By Paul Homewood
h/t Ian Magness
- On December 15, Australia became the first major economy worldwide to reverse itself on its renewable classification for woody biomass burned to make energy. Under the nation’s new policy, wood harvested from native forests and burned to produce energy cannot be classified as a renewable energy source.
- That decision comes as the U.S., Canada, Eastern Europe, Vietnam and other forest nations continue gearing up to harvest their woodlands to make massive amounts of wood pellets, in order to supply biomass-fired power plants in the UK, EU, Japan, South Korea and elsewhere.
- In the EU, forest advocates continue with last-ditch lobbying efforts to have woody biomass stripped of its renewable energy designation, and end the ongoing practice of providing large subsidies to the biomass industry for wood pellets.
- Science has found that biomass burning releases more carbon dioxide emissions per unit of energy produced than coal. Australia’s decision, and the EU’s continued commitment to biomass, creates a conundrum for policymakers: How can major economies have different definitions of renewable energy when it comes to biomass?
Forest advocates in Australia — the world’s 13th largest economy — say they scored a major environmental victory on December 15 when the ruling Labor Party revised a key regulation, rejecting the renewable energy classification of wood harvested from native forests and burned to make energy. Previously, under the country’s renewable energy policy, woody biomass had been classified as a renewable energy source.
The impact of this regulatory change is perhaps most significant for the setback it may pose to the biomass industry globally, hindering the multibillion-dollar wood pellet industry from getting started Down Under at a time when pellet production is rising in the U.S. Southeast and British Columbia in order to supply growing demand to the EU, UK and Asia.
“The changes [in Australia] mean that native forest biomass is no longer considered an ‘eligible renewable energy source’ for the purposes of [the nation’s] Renewable Energy Target, and electricity it generates cannot be used to create tradable Large-scale Generation Certificates [for replacing coal],” Chris Bowen, Australia’s minister of climate change and energy, said in a statement. “We have listened to the community and acted to address their concerns.”
Australia, by its decision, is taking a very different course than the European Union, where woody biomass — despite growing public opposition — remains defined as a renewable energy source, is heavily government subsidized as a result, and makes up 60% of the EU’s renewable energy mix.

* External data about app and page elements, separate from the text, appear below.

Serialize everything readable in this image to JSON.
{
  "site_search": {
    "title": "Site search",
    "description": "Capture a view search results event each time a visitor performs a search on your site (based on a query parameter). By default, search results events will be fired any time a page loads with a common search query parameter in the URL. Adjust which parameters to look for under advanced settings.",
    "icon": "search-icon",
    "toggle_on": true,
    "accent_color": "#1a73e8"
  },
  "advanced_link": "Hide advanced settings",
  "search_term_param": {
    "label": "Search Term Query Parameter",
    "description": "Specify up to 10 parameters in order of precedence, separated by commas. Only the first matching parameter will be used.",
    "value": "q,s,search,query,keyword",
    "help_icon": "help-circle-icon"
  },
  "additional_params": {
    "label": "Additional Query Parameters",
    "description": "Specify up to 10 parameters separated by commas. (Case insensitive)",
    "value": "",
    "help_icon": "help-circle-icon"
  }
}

Australia is among the few G20 countries without a thriving biomass industry; at present it neither produces nor burns wood pellets at any scale.
But that situation was poised to change, according to Virginia Young, a forest advocate with Wilderness Australia, an NGO.

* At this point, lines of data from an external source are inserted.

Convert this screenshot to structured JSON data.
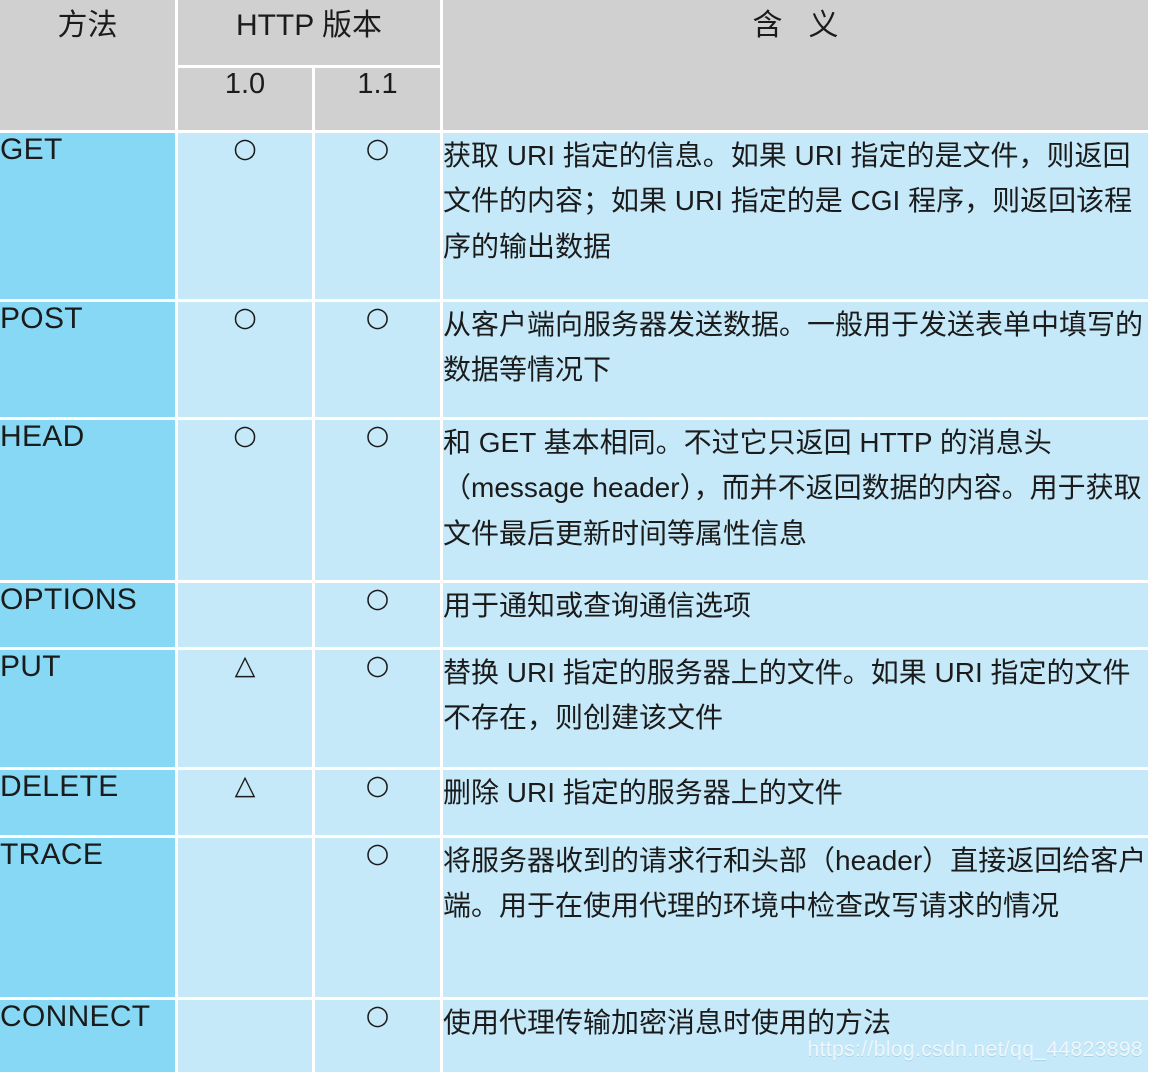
{
  "table": {
    "headers": {
      "method": "方法",
      "version_group": "HTTP 版本",
      "version_1_0": "1.0",
      "version_1_1": "1.1",
      "meaning_char_1": "含",
      "meaning_char_2": "义"
    },
    "symbols": {
      "supported": "○",
      "partial": "△",
      "none": ""
    },
    "rows": [
      {
        "method": "GET",
        "v10": "○",
        "v11": "○",
        "description": "获取 URI 指定的信息。如果 URI 指定的是文件，则返回文件的内容；如果 URI 指定的是 CGI 程序，则返回该程序的输出数据"
      },
      {
        "method": "POST",
        "v10": "○",
        "v11": "○",
        "description": "从客户端向服务器发送数据。一般用于发送表单中填写的数据等情况下"
      },
      {
        "method": "HEAD",
        "v10": "○",
        "v11": "○",
        "description": "和 GET 基本相同。不过它只返回 HTTP 的消息头（message header），而并不返回数据的内容。用于获取文件最后更新时间等属性信息"
      },
      {
        "method": "OPTIONS",
        "v10": "",
        "v11": "○",
        "description": "用于通知或查询通信选项"
      },
      {
        "method": "PUT",
        "v10": "△",
        "v11": "○",
        "description": "替换 URI 指定的服务器上的文件。如果 URI 指定的文件不存在，则创建该文件"
      },
      {
        "method": "DELETE",
        "v10": "△",
        "v11": "○",
        "description": "删除 URI 指定的服务器上的文件"
      },
      {
        "method": "TRACE",
        "v10": "",
        "v11": "○",
        "description": "将服务器收到的请求行和头部（header）直接返回给客户端。用于在使用代理的环境中检查改写请求的情况"
      },
      {
        "method": "CONNECT",
        "v10": "",
        "v11": "○",
        "description": "使用代理传输加密消息时使用的方法"
      }
    ]
  },
  "watermark": {
    "text": "https://blog.csdn.net/qq_44823898"
  },
  "colors": {
    "header_bg": "#d0d0d0",
    "method_bg": "#87d8f5",
    "cell_bg": "#c6e9f9",
    "gridline": "#ffffff",
    "text": "#1b1b1b"
  }
}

“Two big power stations in Queensland were on the verge of converting from coal to biomass,” Young told Mongabay in an interview from Montreal, where she was attending the United Nations COP15 biodiversity conference. “There are [coal] plants in Victoria and New South Wales that were looking to convert. They were talking with Drax [the world’s largest consumer of wood pellets for energy based in the United Kingdom] about how to make it happen. All this was about to start.”

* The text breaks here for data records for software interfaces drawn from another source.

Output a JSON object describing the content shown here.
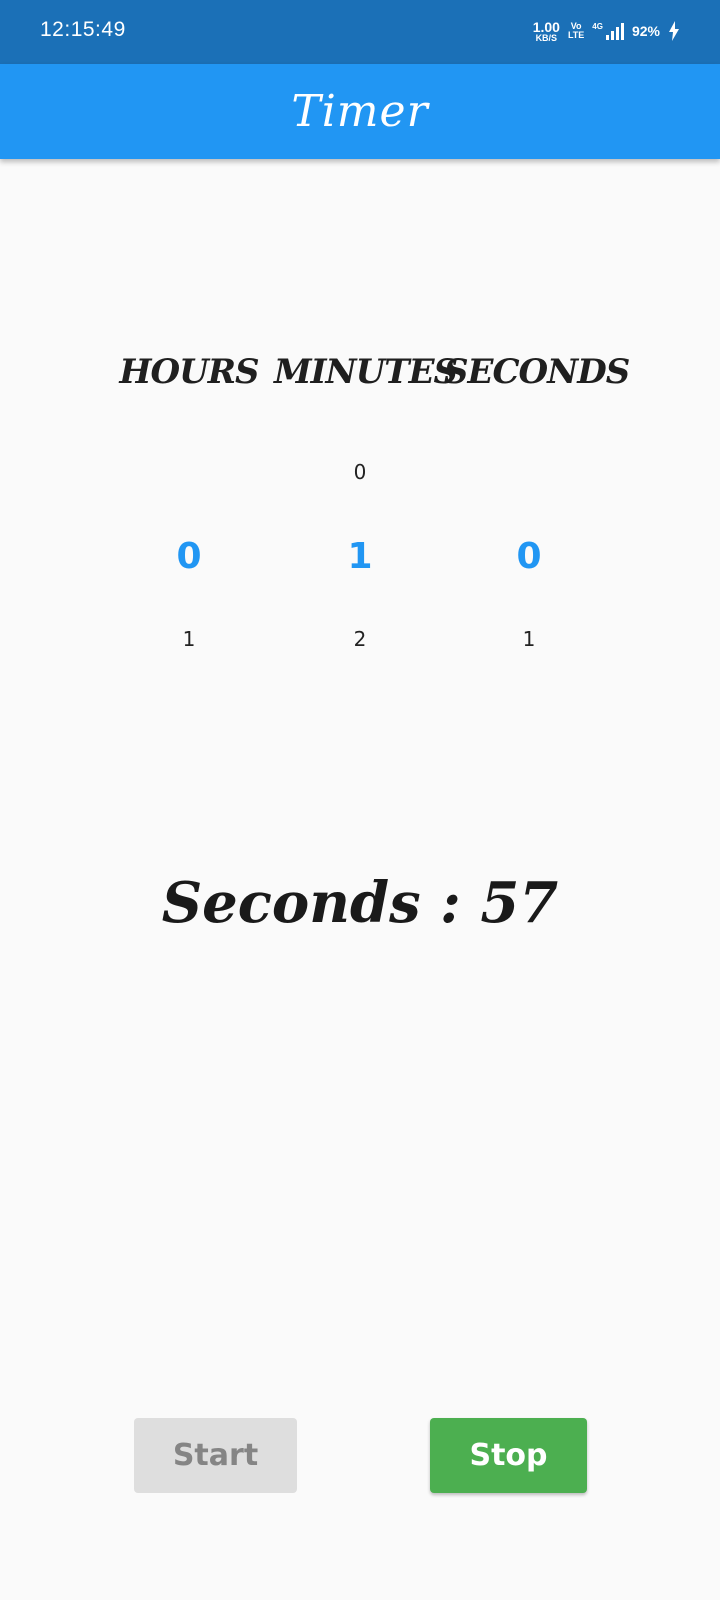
{
  "status_bar": {
    "time": "12:15:49",
    "net_speed_value": "1.00",
    "net_speed_unit": "KB/S",
    "volte_top": "Vo",
    "volte_bottom": "LTE",
    "network": "4G",
    "battery": "92%"
  },
  "app_bar": {
    "title": "Timer"
  },
  "picker": {
    "headers": [
      "HOURS",
      "MINUTES",
      "SECONDS"
    ],
    "hours": {
      "prev": "",
      "selected": "0",
      "next": "1"
    },
    "minutes": {
      "prev": "0",
      "selected": "1",
      "next": "2"
    },
    "seconds": {
      "prev": "",
      "selected": "0",
      "next": "1"
    }
  },
  "display": {
    "text": "Seconds : 57"
  },
  "buttons": {
    "start": "Start",
    "stop": "Stop"
  },
  "colors": {
    "status_bar": "#1b70b7",
    "primary": "#2196f3",
    "stop": "#4caf50",
    "start_disabled": "#dedede"
  }
}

But without the renewable designation, biomass development in Australia is all but dead in the water.
Part of the policy change appears to be driven by the new government of Prime Minister Anthony Albanese, which is intent on quickly hitting its 43% carbon emissions reduction target by 2030, meeting its Paris Agreement pledge. Young said that when forest advocates recognized the short timetable available for accomplishing that commitment, they “flew into action” to lobby intensely for the renewable energy policy change.
Scientists note that it requires many decades for woody biomass to qualify as a renewable energy source and truly help a nation achieve its net zero carbon emissions goals; that’s because it takes a decades for the carbon released into the atmosphere from burned trees to be reabsorbed by newly planted, slow-growing replacement trees.
“This is a big win for the community, who want the electricity sector decarbonized as quickly as possible and do not want to see native forests logged to enable coal-fired generators to switch to burning forests instead of coal,” Bob Debus, chairman of Wilderness Australia, an NGO, said in a statement.
Australia’s reluctance to embrace woody biomass has led it to invest more heavily in zero-carbon renewable energy.
In 2021, 29% of Australia’s total energy mix came from renewables such as solar, wind and hydro; just 1% came from burning biogas and nonwoody biomass. By comparison, the 27-country EU got 22% of its total energy mix from what it calls renewables in 2020. But when wood pellets are removed from that calculation, the EU’s zero-carbon renewables are closer to 9% of total energy.